There has been a bright green, glowing object visiting our night time sky over the months of December and January. No, it’s not an alien spacecraft but a comet called Comet Lovejoy C/2014 Q2. It was discovered by Terry Lovejoy, an amateur astronomer in August 2014 and had already found four other new comets.
Photo of Comet Lovejoy taken from Greenwich on 7th January. Photo by Tom Kerss, one of our Planetarium Astronomers.
You can think of comets as dirty snowballs – lumps of ice (made up of frozen water and other frozen gases) with bits of dust. They’re probably made up of the left-over gas and dust that didn’t go on to make the Sun and planets. As they’re usually so far away from the Sun, all of their material is frozen. This part of the comet is known as the nucleus. Sometimes their elliptical orbits bring them close to the Sun where we can see them, either through a telescope, or if we’re lucky, just with our naked eyes. This also warms up the comet and the ice sublimates, turning from a solid straight into a gas. An atmosphere, called a coma, starts to form around the nucleus of the comet. Comet Lovejoy’s coma has a green tinge to it because it has diatomic carbon molecules which glow green when the solar photons excite them. As the comet nears the Sun, some of this material gets dragged to make its tail. There are two tails that always face away from the Sun and in the direction of the solar wind. The first tail is made up of dust that reflects sunlight which gives it a whitish-yellow colour. The plasma tail consists of ionised gas (the atoms of the gas has lost their electrons) and usually glows blue because the carbon monoxide gas fluoresces under the Sun’s ultraviolet light.
Parts of a comet, image by Alessandro Dimai. Comet Lovejoy isn’t very dusty so its dust tail is very faint.
Sometimes the Earth ploughs into the debris left behind by comets. The bits of dust fall through the Earth’s atmosphere and burns up as it does so. When that happens, we can see meteor showers, or shooting stars, nature’s very own fireworks display.
Perseids meteor shower. Photo by David Kingham.
Short period comets take less than 200 years to orbit around the Sun. but others, like Comet Lovejoy takes thousands of years and are long period comets. This all depends on where the comets come from. Short period comets come from the Kuiper Belt, a region of space beyond Neptune’s orbit that is 30-50 AU (Astronomical Units) from the Sun. 1AU is the Earth-Sun distance. The most famous thing in the Kuiper Belt is Pluto. The Kuiper Belt is similar to the Asteroid Belt but is comprised of these icy comets instead of rocky asteroids. Long period comets come from the Oort Cloud. It’s a spherical cloud that is about 5000 – 100, 000 AU from the Sun! It’s believed that the furthest part of the Oort Cloud is more influenced by the gravitational pull of other stars than that of our Sun.

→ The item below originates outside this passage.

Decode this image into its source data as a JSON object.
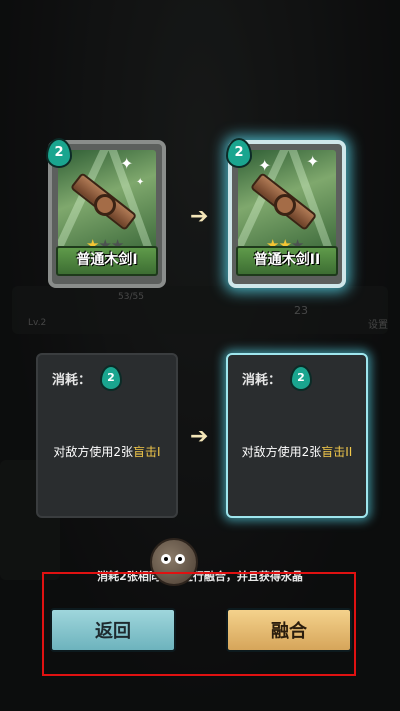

The Kuiper Belt and Oort Cloud regions. Image from “The Evolution of Comets in the Oort Cloud and Kuiper Belt” by S. Alan Stern.
Edmond Halley, the second Astronomer Royal who worked here at the Royal Observatory Greenwich (ROG), is well known for proving that the comets seen in 1456, 1531, 1607 and 1682 were in fact the same comet and correctly predicted that it would return in 1758. Sadly, he died before this happened, but that comet is now called Halley’s Comet.
Bust of Edmond Halley at the ROG.
Comet Lovejoy reached its closest approach to the Earth on 7th January where it was about 44 million miles away (or just less than half the Sun-Earth distance). It’ll be at its closest to the Sun on 30th January where it will be 119 million miles away from the Sun. After this time, the comet will zoom away from the inner Solar System and head out to the Kuiper Belt 110 billion miles away. There is still a few days left to see the comet, but by now you will need a pair of binoculars or a telescope and a dark cloudless sky as it gradually fades away. But if you do miss it, you’d just have to wait another 8000 years for it to come back.
Comet Lovejoy zooms by the Pleiades. Photo by John Chumack